Over the years he has been a vocal critic of Blue Ash government. But so far on city council, Capell seems to be working well with everyone.
“So far, Jeff has sought out data and based his analysis on that information," said Blue Ash Mayor Tom Adamec. "If he continues to seek out facts and information, including from the administration, and bases decisions on what will provide the most value to citizens he will do well.”
Now that he’s a councilman, Capell has toned down his activism -- and his rhetoric.
“On Twitter I’ve cut back a bit on how much I do that (argue), especially with people who are argumentative and have no point," Capell said. "I try to focus a little more on having discussion than having debate. That’s one thing that’s changed in the past few months.”
He is also learning to compromise in an effort to represent all of his constituents.
“I’m already using a lot more ‘we’ and a lot less ‘you guys need to do something,’" Capell said. “You’d better be doing that if you’re the elected official and now you’re one of the people making the decisions.”
But Capell doesn’t want to change entirely now that he’s in a position of power. He is still a champion of transparency in government, and not doing deals behind the scenes.
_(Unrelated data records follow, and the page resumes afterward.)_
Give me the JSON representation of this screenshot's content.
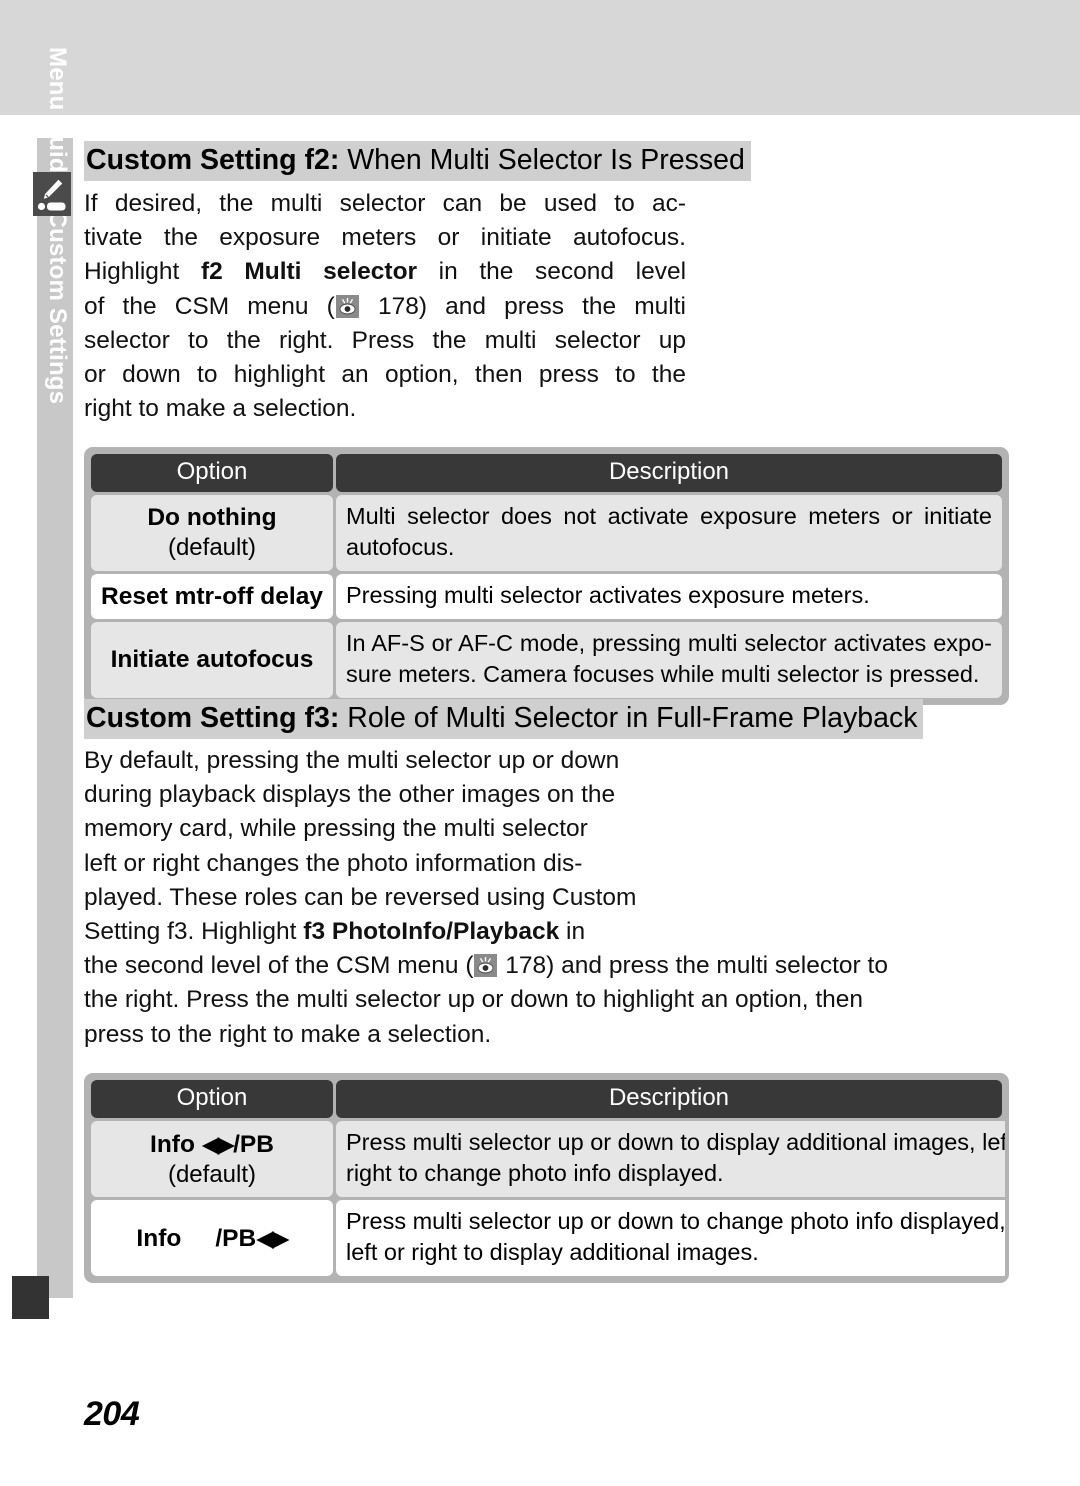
{
  "page": {
    "number": "204",
    "side_tab_label": "Menu Guide—Custom Settings"
  },
  "section_f2": {
    "heading_bold": "Custom Setting f2:",
    "heading_rest": " When Multi Selector Is Pressed",
    "paragraph_lines": [
      "If desired, the multi selector can be used to ac-",
      "tivate the exposure meters or initiate autofocus.",
      "HIGHLIGHT_LINE",
      "of the CSM menu (REF 178) and press the multi",
      "selector to the right.  Press the multi selector up",
      "or down to highlight an option, then press to the",
      "right to make a selection."
    ],
    "line3_a": "Highlight ",
    "line3_bold": "f2 Multi selector",
    "line3_b": " in the second level",
    "line4_a": "of the CSM menu (",
    "line4_b": " 178) and press the multi",
    "ref_page": "178",
    "table": {
      "headers": [
        "Option",
        "Description"
      ],
      "rows": [
        {
          "option": "Do nothing",
          "option_sub": "(default)",
          "description_lines": [
            "Multi selector does not activate exposure meters or initiate",
            "autofocus."
          ]
        },
        {
          "option": "Reset mtr-off delay",
          "option_sub": "",
          "description_lines": [
            "Pressing multi selector activates exposure meters."
          ]
        },
        {
          "option": "Initiate autofocus",
          "option_sub": "",
          "description_lines": [
            "In AF-S or AF-C mode, pressing multi selector activates expo-",
            "sure meters.  Camera focuses while multi selector is pressed."
          ]
        }
      ]
    }
  },
  "section_f3": {
    "heading_bold": "Custom Setting f3:",
    "heading_rest": " Role of Multi Selector in Full-Frame Playback",
    "paragraph_lines": [
      "By default, pressing the multi selector up or down",
      "during playback displays the other images on the",
      "memory card, while pressing the multi selector",
      "left or right changes the photo information dis-",
      "played.  These roles can be reversed using Custom",
      "SETTING_LINE",
      "REF_LINE",
      "the right.  Press the multi selector up or down to highlight an option, then",
      "press to the right to make a selection."
    ],
    "line6_a": "Setting f3.  Highlight ",
    "line6_bold": "f3 PhotoInfo/Playback",
    "line6_b": " in",
    "line7_a": "the second level of the CSM menu (",
    "line7_b": " 178) and press the multi selector to",
    "ref_page": "178",
    "table": {
      "headers": [
        "Option",
        "Description"
      ],
      "rows": [
        {
          "option_prefix": "Info ",
          "option_arrows": "◀▶",
          "option_suffix": "/PB",
          "option_sub": "(default)",
          "description_lines": [
            "Press multi selector up or down to display additional images, left or",
            "right to change photo info displayed."
          ]
        },
        {
          "option_prefix": "Info",
          "option_arrows": "◀▶",
          "option_suffix": "/PB",
          "option_sub": "",
          "description_lines": [
            "Press multi selector up or down to change photo info displayed,",
            "left or right to display additional images."
          ]
        }
      ]
    }
  },
  "icons": {
    "side_tab": "pencil-icon",
    "reference": "eye-reference-icon"
  }
}
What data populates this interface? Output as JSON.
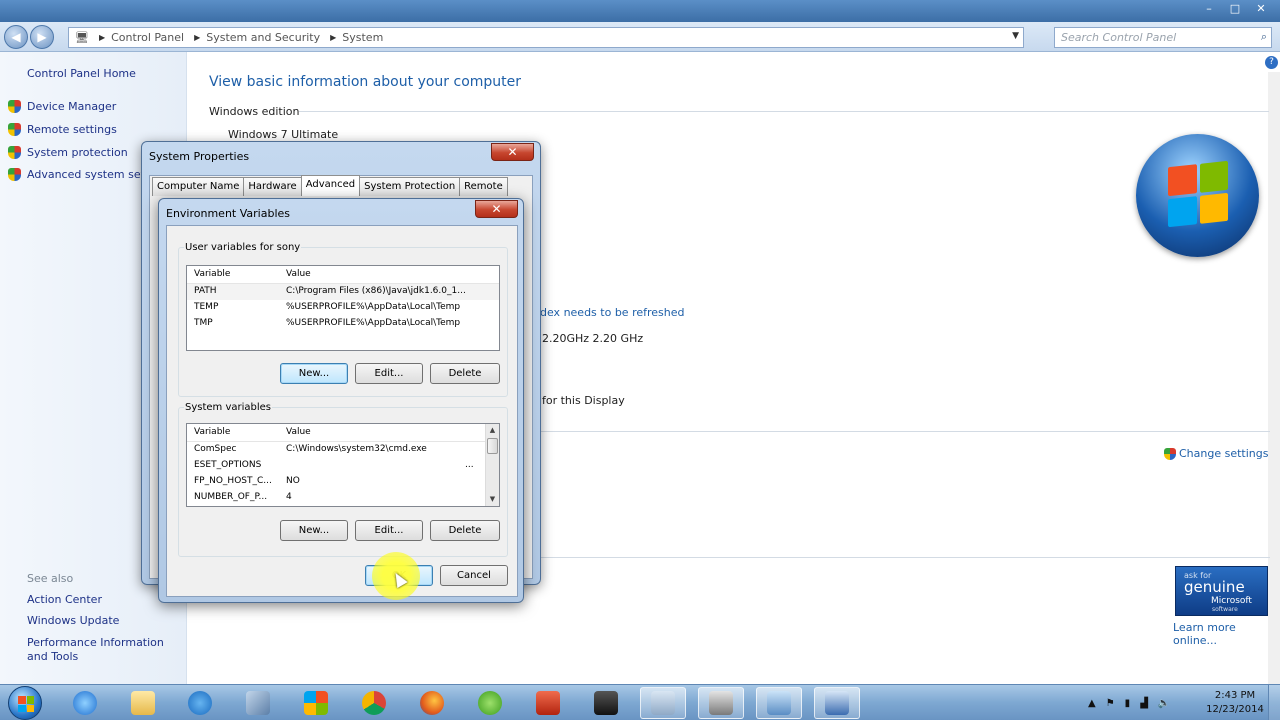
{
  "window": {
    "minimize": "–",
    "maximize": "□",
    "close": "✕"
  },
  "address": {
    "crumbs": [
      "Control Panel",
      "System and Security",
      "System"
    ],
    "search_placeholder": "Search Control Panel"
  },
  "leftnav": {
    "home": "Control Panel Home",
    "links": [
      "Device Manager",
      "Remote settings",
      "System protection",
      "Advanced system settings"
    ],
    "see_also": "See also",
    "see_also_links": [
      "Action Center",
      "Windows Update",
      "Performance Information and Tools"
    ]
  },
  "main": {
    "title": "View basic information about your computer",
    "section_edition": "Windows edition",
    "edition": "Windows 7 Ultimate",
    "refresh_link": "dex needs to be refreshed",
    "cpu": "2.20GHz   2.20 GHz",
    "display": "for this Display",
    "change_settings": "Change settings",
    "learn_more": "Learn more online...",
    "genuine_line1": "ask for",
    "genuine_line2": "genuine",
    "genuine_line3": "Microsoft",
    "genuine_line4": "software"
  },
  "system_properties": {
    "title": "System Properties",
    "tabs": [
      "Computer Name",
      "Hardware",
      "Advanced",
      "System Protection",
      "Remote"
    ],
    "active_tab": "Advanced"
  },
  "env_vars": {
    "title": "Environment Variables",
    "user_group_label": "User variables for sony",
    "system_group_label": "System variables",
    "col_variable": "Variable",
    "col_value": "Value",
    "user_vars": [
      {
        "variable": "PATH",
        "value": "C:\\Program Files (x86)\\Java\\jdk1.6.0_1..."
      },
      {
        "variable": "TEMP",
        "value": "%USERPROFILE%\\AppData\\Local\\Temp"
      },
      {
        "variable": "TMP",
        "value": "%USERPROFILE%\\AppData\\Local\\Temp"
      }
    ],
    "system_vars": [
      {
        "variable": "ComSpec",
        "value": "C:\\Windows\\system32\\cmd.exe"
      },
      {
        "variable": "ESET_OPTIONS",
        "value": "..."
      },
      {
        "variable": "FP_NO_HOST_C...",
        "value": "NO"
      },
      {
        "variable": "NUMBER_OF_P...",
        "value": "4"
      }
    ],
    "btn_new": "New...",
    "btn_edit": "Edit...",
    "btn_delete": "Delete",
    "btn_ok": "OK",
    "btn_cancel": "Cancel"
  },
  "taskbar": {
    "time": "2:43 PM",
    "date": "12/23/2014"
  },
  "colors": {
    "link": "#1e5fa8",
    "nav_link": "#1e3287",
    "flag_red": "#f25022",
    "flag_green": "#7fba00",
    "flag_blue": "#00a4ef",
    "flag_yellow": "#ffb900"
  }
}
“I don’t want to become an establishment hack or someone who stops listening to what citizens want,” Capell said. “I don’t want to evolve out of that, because, plainly, people like the persona that I ran on.”